Number of inversions

Given an array A[0,.... n] of integer an inversion is defined as i < j and A[j] < A[i]. Suppose to randomly permute A. Give an algorithm that computes the number of inversion in A.

I can think of an algorithm whose expected/average run time is O(n lg n). Idea is that of an augment tree data structure to hold the "right tree height" of a node at any point (assuming you are putting elements with values greater than itself to the right of the Node). Now, you simply start walking thru' the array and inserting elements into the tree. If you traverse to the left of the Node, increment the "inversion counter" by that Nodes' right tree height +1 (idea is all nodes to the right of the tree were *inserted* before the current node and are greater than this node). At the end of the insertion, the count will contain the inversion index. This runs in O(n log n) average case.

I think you got the question wrong. i A[j]. This actually is an inversion isn't it?

ReplyDeletethanks made the correction

ReplyDeleteI can think of an algorithm whose expected/average run time is O(n lg n). Idea is that of an augment tree data structure to hold the "right tree height" of a node at any point (assuming you are putting elements with values greater than itself to the right of the Node). Now, you simply start walking thru' the array and inserting elements into the tree. If you traverse to the left of the Node, increment the "inversion counter" by that Nodes' right tree height +1 (idea is all nodes to the right of the tree were *inserted* before the current node and are greater than this node). At the end of the insertion, the count will contain the inversion index. This runs in O(n log n) average case.

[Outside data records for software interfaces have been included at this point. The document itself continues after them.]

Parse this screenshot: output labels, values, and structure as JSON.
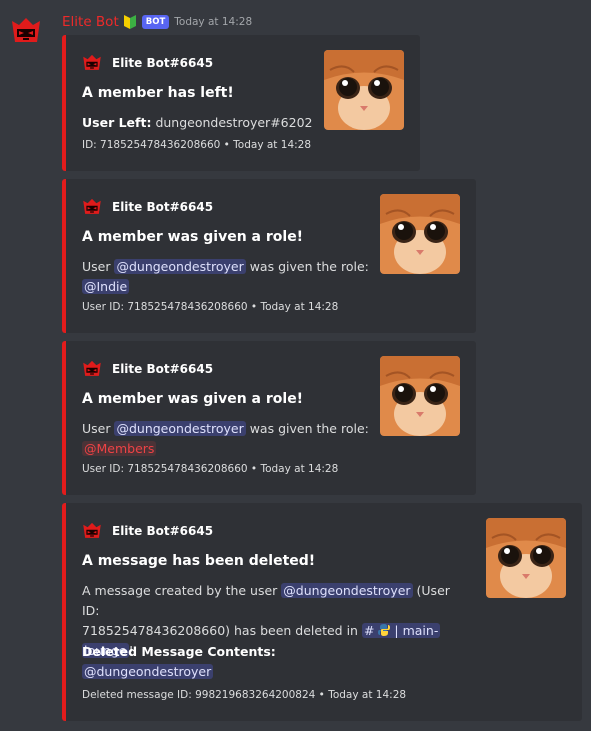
{
  "message": {
    "author": "Elite Bot",
    "bot_tag": "BOT",
    "timestamp": "Today at 14:28"
  },
  "embeds": [
    {
      "author": "Elite Bot#6645",
      "title": "A member has left!",
      "field_label": "User Left:",
      "field_value": "dungeondestroyer#6202",
      "footer": "ID: 718525478436208660 • Today at 14:28"
    },
    {
      "author": "Elite Bot#6645",
      "title": "A member was given a role!",
      "desc_prefix": "User ",
      "user_mention": "@dungeondestroyer",
      "desc_mid": " was given the role:",
      "role_mention": "@Indie",
      "footer": "User ID: 718525478436208660 • Today at 14:28"
    },
    {
      "author": "Elite Bot#6645",
      "title": "A member was given a role!",
      "desc_prefix": "User ",
      "user_mention": "@dungeondestroyer",
      "desc_mid": " was given the role:",
      "role_mention": "@Members",
      "footer": "User ID: 718525478436208660 • Today at 14:28"
    },
    {
      "author": "Elite Bot#6645",
      "title": "A message has been deleted!",
      "desc_line1_prefix": "A message created by the user ",
      "user_mention": "@dungeondestroyer",
      "desc_line1_suffix": " (User ID:",
      "desc_line2": "718525478436208660) has been deleted in ",
      "channel_symbol": "#",
      "channel_name_1": "| main-",
      "channel_name_2": "lounge",
      "desc_end": "!",
      "field_name": "Deleted Message Contents:",
      "field_value": "@dungeondestroyer",
      "footer": "Deleted message ID: 998219683264200824 • Today at 14:28"
    }
  ],
  "colors": {
    "embed_border": "#e31c1c",
    "author": "#ed2a2a",
    "bot_tag": "#5865f2"
  }
}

ReplyDeleteDo an insertion sort, moving elements to the left, e.g.

ReplyDeleteEvery time you move an element to the left, there _was_ an inversion.

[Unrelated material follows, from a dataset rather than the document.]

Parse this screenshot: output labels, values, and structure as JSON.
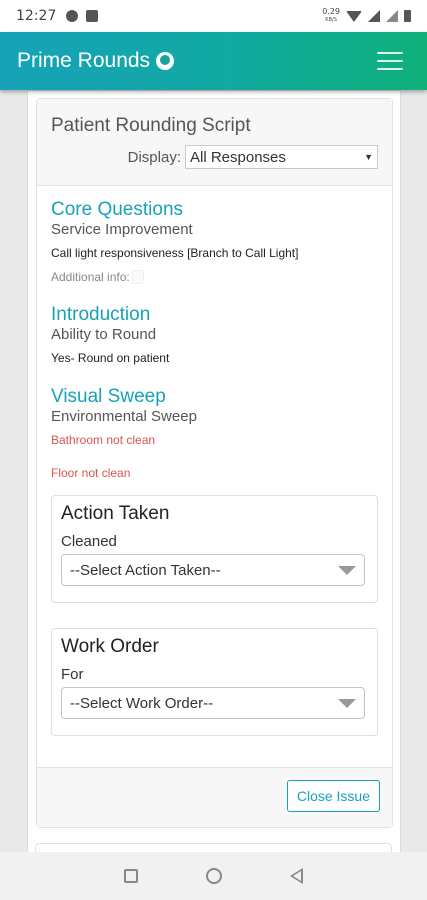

So: the number of inversions is the number of time you displaced the elements during insertion sort.